Not enough light? No problem!
Check out our recommendations for low light indoor plants.
Let me start by saying: plants love light. They require light for photosynthesis which is the process by which they turn carbon dioxide and water into their food and the oxygen that gets released back into the environment.
I particularly love the simplicity of the process. But is it? I must confess it felt a little discouraging when I purchased my variegated rubber plant and brought it home to place it in a bright spot in my living room, just to find that, although bright, was not even close to be bright enough for it and the plant started losing all of its leaves.
As a new plant enthusiast, I started doing some research online about what could have happened and how to fix it. And generally, it comes down to the very delicate balance between light and water. First, I tried giving more water only to find the remaining leaves turning yellow and brown due to overwatering. Then I realized I needed to find a more suitable spot for it. That’s the story of how it went to the porch and it has truly been happily ever after.
First we have to understand that filtered light is very different than unfiltered light, and that the closest a plant is from a window and the more view of the sky it has, the more light it is going to get, the bigger and greener it is going to be, generally speaking. But sometimes we simply don’t have the perfect spot, and for those like me, who have started a sizable plant collection, we quickly run out of windows.
The following is my fail-proof list of low light – friendly plants that can still add that touch of green that we would like to have in every space while staying pretty and healthy:
This plant tolerates low to medium light very well. Under brighter light conditions, Pothos will have more variegation on its leaves but will survive just fine and look great just close to a window.
This showstopper is commonly found on the ground in the rainforest, so it tolerates very well low to medium light conditions while providing with their ever popular large, fenestrated leaves.
3. Snake plant:
Also known as Sansevieria, this plant can handle low to medium light and does not like direct sun, as it burns its leaves. Perfect as a statement plant in a corner of your living room or bedroom.

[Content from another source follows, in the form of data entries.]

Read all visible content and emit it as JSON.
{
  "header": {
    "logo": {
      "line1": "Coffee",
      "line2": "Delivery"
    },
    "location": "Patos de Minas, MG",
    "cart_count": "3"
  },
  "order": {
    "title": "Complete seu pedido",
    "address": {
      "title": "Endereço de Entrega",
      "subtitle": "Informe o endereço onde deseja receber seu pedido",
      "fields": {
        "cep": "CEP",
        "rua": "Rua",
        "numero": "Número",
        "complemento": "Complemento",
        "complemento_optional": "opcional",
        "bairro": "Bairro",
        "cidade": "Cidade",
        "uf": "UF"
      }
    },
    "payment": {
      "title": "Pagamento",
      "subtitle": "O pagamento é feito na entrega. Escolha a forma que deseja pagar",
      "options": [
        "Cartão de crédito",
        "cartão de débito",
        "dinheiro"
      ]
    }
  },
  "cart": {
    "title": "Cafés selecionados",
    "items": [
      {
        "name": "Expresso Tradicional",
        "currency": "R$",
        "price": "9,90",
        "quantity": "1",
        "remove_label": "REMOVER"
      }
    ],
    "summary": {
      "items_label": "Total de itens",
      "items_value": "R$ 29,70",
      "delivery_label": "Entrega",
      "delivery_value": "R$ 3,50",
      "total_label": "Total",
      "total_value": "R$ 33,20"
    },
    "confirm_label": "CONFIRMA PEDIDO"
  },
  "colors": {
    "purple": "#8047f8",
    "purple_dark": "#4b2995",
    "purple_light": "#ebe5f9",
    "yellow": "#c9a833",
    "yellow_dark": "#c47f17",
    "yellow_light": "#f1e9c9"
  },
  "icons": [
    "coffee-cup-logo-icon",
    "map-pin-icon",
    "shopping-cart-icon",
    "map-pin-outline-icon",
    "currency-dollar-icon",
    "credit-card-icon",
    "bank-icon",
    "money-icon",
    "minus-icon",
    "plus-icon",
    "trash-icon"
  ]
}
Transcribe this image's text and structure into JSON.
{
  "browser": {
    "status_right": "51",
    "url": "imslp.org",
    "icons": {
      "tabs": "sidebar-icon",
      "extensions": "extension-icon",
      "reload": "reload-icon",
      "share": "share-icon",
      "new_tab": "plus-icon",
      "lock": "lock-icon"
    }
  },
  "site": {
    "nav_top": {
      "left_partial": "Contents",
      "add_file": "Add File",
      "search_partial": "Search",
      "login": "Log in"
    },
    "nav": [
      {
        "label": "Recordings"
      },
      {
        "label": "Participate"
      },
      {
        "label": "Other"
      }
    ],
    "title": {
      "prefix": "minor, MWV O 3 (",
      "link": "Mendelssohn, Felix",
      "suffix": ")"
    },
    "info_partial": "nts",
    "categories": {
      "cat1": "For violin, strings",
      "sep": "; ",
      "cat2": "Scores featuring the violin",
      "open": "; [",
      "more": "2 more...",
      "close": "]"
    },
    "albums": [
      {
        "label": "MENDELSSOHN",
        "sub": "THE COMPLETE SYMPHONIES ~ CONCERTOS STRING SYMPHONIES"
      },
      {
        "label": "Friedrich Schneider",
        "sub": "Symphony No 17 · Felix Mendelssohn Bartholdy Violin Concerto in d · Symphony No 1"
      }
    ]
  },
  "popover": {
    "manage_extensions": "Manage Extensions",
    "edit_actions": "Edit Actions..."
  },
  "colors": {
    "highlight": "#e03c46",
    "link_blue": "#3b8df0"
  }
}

Commonly known as dumb cane plant, it literally lives behind a wall with no view of the sky at my house and it is happy and thriving. Very decorative with its green leaves with white streaks. Remember to be careful with children and pets, as its leaves are toxic if chewed.
I love calatheas for their beautiful foliage that appears to be hand painted and has touches of purple and pink, lines or spots, you name it! As they are native to tropical forests, they are used to, and in fact prefer low to medium light conditions. Direct sun will make its leaves brown and crispy in the edges.
Also known as Chinese Evergreen, this is another timeless ornamental plant that lives behind a wall in my house as it is perfectly happy with low light conditions.
7. Pilea peperomides:
The Chinese money plant, friendship plant, pancake plant, is simply too cute to pass! It is easy to care for and does very well under low to medium light conditions. Proximity to a window will suffice.
This is another plant with beautiful foliage that does well under low light conditions. I keep it on a bookshelf that is rather dark, along with a rabbit foot fern, snakeplants, pilea, pothos, basically the low-light gang!
9. ZZ plant:
This is probably the easiest plant to care for. You can throw anything at it and it still will look perfect. Low light, medium light, little water, a lot of water. It doesn’t matter. It will survive.
As a tropical plant, ferns do well under the canopy, close to the ground, in high humidity and rather dark areas, such a bathroom. Like any other plant though, some light is required for photosynthesis.
It is important to remember that, although these plants do well in low light conditions, if you have just brought home your new plant baby, give it a chance to acclimatize before placing it under low light: check the soil, water if it is dry and put it next to a window in its original nursery pot for at least a week before repotting and bringing it to its definitive spot. These important steps will minimize any consequences from the shock the plant goes through due to change in conditions and will help it adapt much better to its new home.